25 March 2008

The Constraints of Life

While I was eating my lunch today, I came across the following article ( on In this article, Gordo Byrn, a triathlon coach discusses the constraints of life and how they impact triathlon training. He mentioned four points that highly motivated triathletes struggle with including

  1. Time to train - maximizing personal training load
  2. Concern over lack of support from their inner circle
  3. Quantifying relative talent - personal genetic potential
  4. Optimizing training info and protocols.

As I was reading through this list, I realized that I think about each of these points regularly, regardless of what event I'm training for. I always try to make the most of my workout time because I kind of follow the philosophy that you get out of something what you're willing to put into it. I want to leave my workouts feeling like I accomplished the goal of that workout. I've been pretty lucky to have a pretty supportive inner circle regarding my endurance training, but I still hear those comments like, "Why would you do a triathlon?" or "Who would want to run 26.2 miles?" I often wonder about my potential as a triathlete and do I have the necessary components to race at Kona. Will I qualify? Am I good enough to be good at triathlon? I also don't know my potential for triathlon yet, so while I'm seeing improvements, I'm not sure how long those improvements will last. Finally, as most of you know, I'm a great information gatherer. This is mostly helpful, but I struggle with putting all of my information into practice and have to remind myself that I'm still learning and that frankly, learning through experience is probably the best way to develop myself as a triathlete. Of course, I'm hoping that some of the information that I'm gathering is playing a role in me developing experiences that will truly help me learn and reach my potential.

So, the recommendations for dealing with these four points were as follows:

  1. Sleep - Lack of sleep impacts all areas of life and most people are operating in a sleep deprived state. So, how do we find more time to sleep? That involves removing something from our schedule.
  2. Nutrition - All endurance athletes know that in order to perform at an optimal level, they must fuel their bodies with the appropriate fuel. However, putting that into practice becomes tricky, mainly because of the convenience/busyness factor of life.
  3. Stress - Training is a stress on the body. Add that to the rest of the stress that comes with life and you have a pretty stressful life.

How can I do better at these recommendations...Well, I need to give up some of evening reading/tv watching and go to bed earlier. I know that my workouts are in the morning and I know that I am a morning person, so in order to get enough sleep, I need to go to bed earlier. Good thing I don't have a huge social life... I am working on my nutrition and am actually working on a menu and grocery list of "clean" foods that I can use to fuel my 1/2 IM training. When I started working out more regularly a few weeks ago I realized that I was hungry.
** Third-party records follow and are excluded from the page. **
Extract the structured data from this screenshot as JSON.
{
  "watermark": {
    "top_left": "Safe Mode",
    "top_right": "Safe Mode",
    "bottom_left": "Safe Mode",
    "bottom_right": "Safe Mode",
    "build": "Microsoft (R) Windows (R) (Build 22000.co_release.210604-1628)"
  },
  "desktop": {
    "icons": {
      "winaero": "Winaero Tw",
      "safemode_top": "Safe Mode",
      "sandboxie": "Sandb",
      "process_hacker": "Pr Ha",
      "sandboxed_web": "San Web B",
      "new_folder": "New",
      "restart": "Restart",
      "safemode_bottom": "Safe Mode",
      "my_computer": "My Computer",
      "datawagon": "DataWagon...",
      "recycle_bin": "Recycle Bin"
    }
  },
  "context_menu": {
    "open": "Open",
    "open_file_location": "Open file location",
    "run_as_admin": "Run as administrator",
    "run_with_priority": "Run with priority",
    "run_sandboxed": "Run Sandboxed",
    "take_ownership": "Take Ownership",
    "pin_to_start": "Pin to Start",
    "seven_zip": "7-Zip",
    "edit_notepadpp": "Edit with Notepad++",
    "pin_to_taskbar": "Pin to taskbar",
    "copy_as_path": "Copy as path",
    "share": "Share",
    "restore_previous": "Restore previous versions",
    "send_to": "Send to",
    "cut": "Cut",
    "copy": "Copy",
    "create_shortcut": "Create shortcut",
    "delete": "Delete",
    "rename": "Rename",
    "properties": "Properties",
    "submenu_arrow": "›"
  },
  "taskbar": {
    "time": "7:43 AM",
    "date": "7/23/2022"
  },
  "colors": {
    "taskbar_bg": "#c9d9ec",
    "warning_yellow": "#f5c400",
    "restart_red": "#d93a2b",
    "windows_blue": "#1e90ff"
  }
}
I also realized that I don't really want to eat McDonalds and whatever takeout is on the way home, but in order for me to eat healthy, I have to be responsible and cook and shop and do the things that I really don't enjoy eating. Oh, and I do want to drop 10 lbs to be race ready, which involves eating more healthy foods.

The last recommendation of removing stress is tricky, but the author mentioned two statements that I really liked. He said that "the most successful athletes tend to operate under their personal limits for most of the year," and that "the greatest benefit to leaving myself underscheduled is having room for new opportunity." Perhaps, I need to take a look at my schedule and make sure that I'm leaving enough room for new opportunities which could help me achieve my goals and reach my potential.

I've been thinking about this idea of "underscheduled" and I really like it. I think that more people ought to think about this. Sometimes, it seems like we need to operate in "busy" mode in order to be successful, but maybe (and probably) that's not the case. There is so much in our lives that takes up time that we would rather be spending on something else, so why do we let that stuff take up our time. The good news is that we truly get to choose (most of the time) how we're spending our time and sometimes spending our time exactly the way we want to is exactly what we need.

So, for me, the takeaway from this article was to leave some time for new opportunities, to spend the time on what I need to and want to in order to achieve my goals, and to recognize that almost all triathletes experience the same things mentally and there are ways to combat those feelings. It's kinda nice to know that I'm not alone in this endeavor.